Coinbase, the US-based cryptocurrency  Exchange   , has seemingly re-listed Ripple’s token XRP on Thursday through its Coinbase Pro platform, but it was short-lived. According to users who took social media to report the matter, XRP/USD, XRP/EUR, XRP/GBP and XRP/BTC pairs appeared on the platform as available to trade.

Afterwards, the XRP price skyrocketed for a while when the news made headlines, but it erased the gains after Coinbase stated that such reports on a re-listing were not accurate, and, on the contrary, it happened due to a technical glitch. “As previously announced, Coinbase has suspended trading in XRP. Due to a technical issue, XRP was temporarily viewable on the Coinbase Pro mobile app for some customers but was not tradeable,” Coinbase Pro stated on its Twitter handle.

However, the explanation was insufficient for some members of the crypto sphere.
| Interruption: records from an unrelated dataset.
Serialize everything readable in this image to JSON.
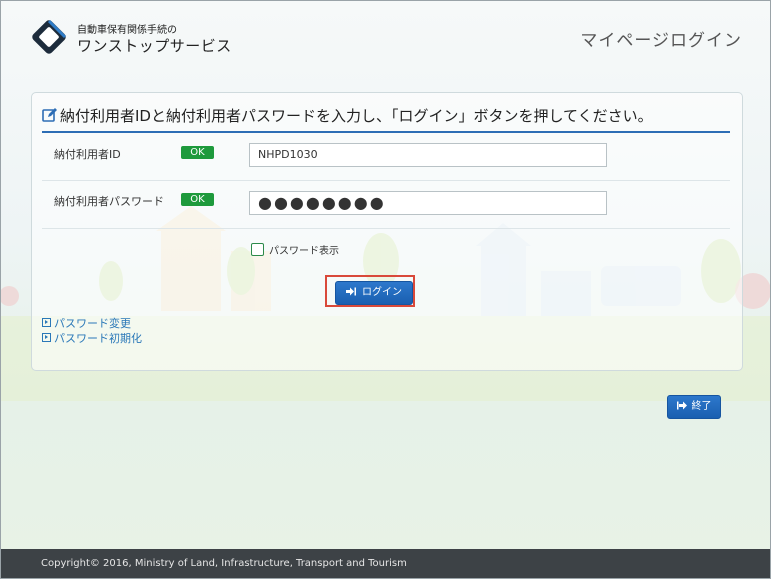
{
  "header": {
    "brand_top": "自動車保有関係手続の",
    "brand_main": "ワンストップサービス",
    "page_title": "マイページログイン"
  },
  "form": {
    "heading": "納付利用者IDと納付利用者パスワードを入力し、「ログイン」ボタンを押してください。",
    "user_id_label": "納付利用者ID",
    "user_id_status": "OK",
    "user_id_value": "NHPD1030",
    "password_label": "納付利用者パスワード",
    "password_status": "OK",
    "password_value": "●●●●●●●●",
    "show_password_label": "パスワード表示",
    "login_label": "ログイン"
  },
  "links": {
    "change_password": "パスワード変更",
    "reset_password": "パスワード初期化"
  },
  "exit_label": "終了",
  "footer": {
    "copyright": "Copyright© 2016, Ministry of Land, Infrastructure, Transport and Tourism"
  },
  "colors": {
    "accent": "#2d6db5",
    "ok_green": "#1e9a3c",
    "highlight_red": "#d9493a",
    "footer_bg": "#3d4246"
  },
  "icons": {
    "logo": "diamond-logo-icon",
    "heading": "edit-icon",
    "login": "sign-in-icon",
    "exit": "sign-out-icon",
    "link_bullet": "play-square-icon"
  }
}
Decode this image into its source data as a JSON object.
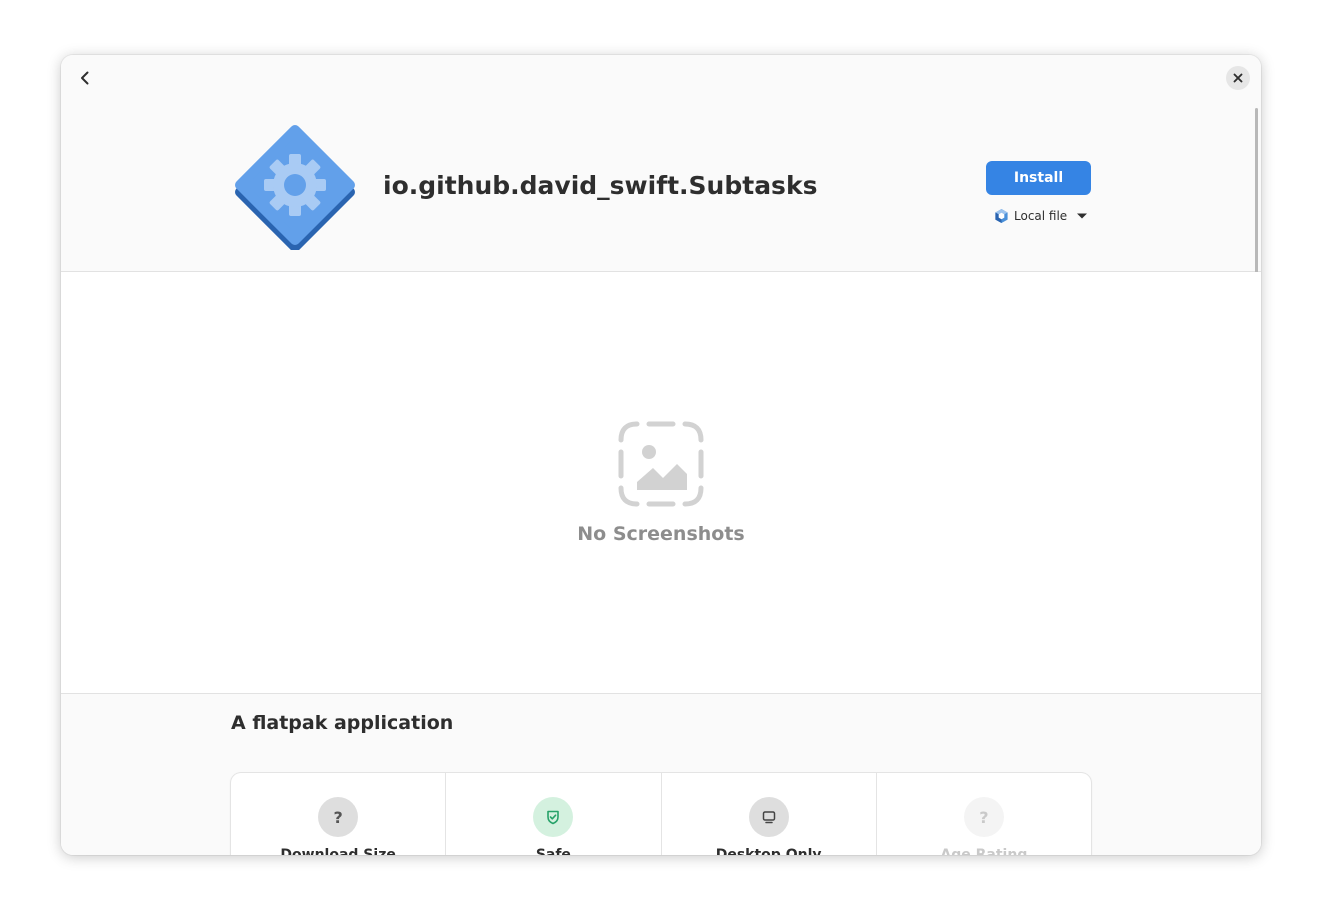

In social media, users suggested that Coinbase could have made the manoeuvre to ‘troll’ the US Securities and Exchange Commission (SEC) due to its recent threat against the crypto exchange to file a lawsuit. “Seems like, at this point, Coinbase is just itching to get in a fight with the SEC. Good for them, I’m excited to see them really crush these hall monitors,” the @SplitCapital Twitter handle commented.

A Big Legal Battle in the Crypto Sphere Is Coming Soon

This week, the US SEC announced it would sue the US-listed cryptocurrency exchange over concerns of breaching security laws if the firm launches its Lend program. The Lend program seeks to allow users to earn interest in their crypto holdings. Although it has not been launched to the public, the product is set to offer a 4% yield once their holders lend their  Stablecoin  USD Coin (USDC) to Coinbase. However, due to the SEC’s turmoil, the launch has been delayed until October.

At the end of 2020, Coinbase announced it would discontinue XRP trading starting January 19. The announcement came in the wake of the SEC lawsuit that has been pursuing legal action against Ripple and its executives.